• [PROVIDED RECORDS]:
=======

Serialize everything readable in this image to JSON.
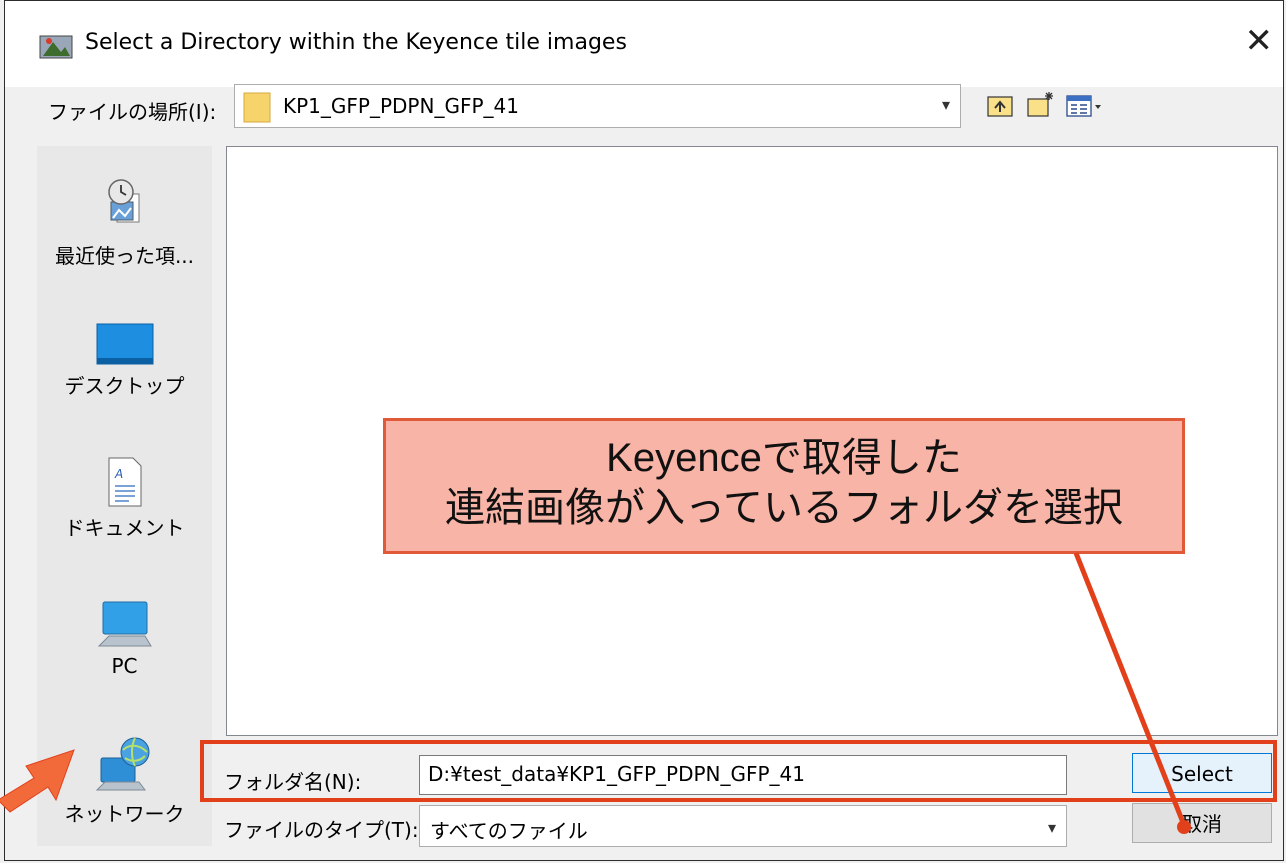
{
  "window": {
    "title": "Select a Directory within the Keyence tile images"
  },
  "look_in": {
    "label": "ファイルの場所(I):",
    "value": "KP1_GFP_PDPN_GFP_41"
  },
  "places": [
    {
      "label": "最近使った項..."
    },
    {
      "label": "デスクトップ"
    },
    {
      "label": "ドキュメント"
    },
    {
      "label": "PC"
    },
    {
      "label": "ネットワーク"
    }
  ],
  "folder_name": {
    "label": "フォルダ名(N):",
    "value": "D:¥test_data¥KP1_GFP_PDPN_GFP_41"
  },
  "file_type": {
    "label": "ファイルのタイプ(T):",
    "value": "すべてのファイル"
  },
  "buttons": {
    "select": "Select",
    "cancel": "取消"
  },
  "callout": {
    "line1": "Keyenceで取得した",
    "line2": "連結画像が入っているフォルダを選択"
  },
  "colors": {
    "accent": "#e2401a",
    "callout_fill": "#f8b4a6",
    "arrow": "#f26a3a"
  }
}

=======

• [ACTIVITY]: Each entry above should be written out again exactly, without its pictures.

• [SOLUTION FOR THIS PROBLEM]:
Serialize everything readable in this image to JSON.
{
  "window": {
    "title": "Select a Directory within the Keyence tile images"
  },
  "look_in": {
    "label": "ファイルの場所(I):",
    "value": "KP1_GFP_PDPN_GFP_41"
  },
  "places": [
    {
      "label": "最近使った項..."
    },
    {
      "label": "デスクトップ"
    },
    {
      "label": "ドキュメント"
    },
    {
      "label": "PC"
    },
    {
      "label": "ネットワーク"
    }
  ],
  "folder_name": {
    "label": "フォルダ名(N):",
    "value": "D:¥test_data¥KP1_GFP_PDPN_GFP_41"
  },
  "file_type": {
    "label": "ファイルのタイプ(T):",
    "value": "すべてのファイル"
  },
  "buttons": {
    "select": "Select",
    "cancel": "取消"
  },
  "callout": {
    "line1": "Keyenceで取得した",
    "line2": "連結画像が入っているフォルダを選択"
  },
  "colors": {
    "accent": "#e2401a",
    "callout_fill": "#f8b4a6",
    "arrow": "#f26a3a"
  }
}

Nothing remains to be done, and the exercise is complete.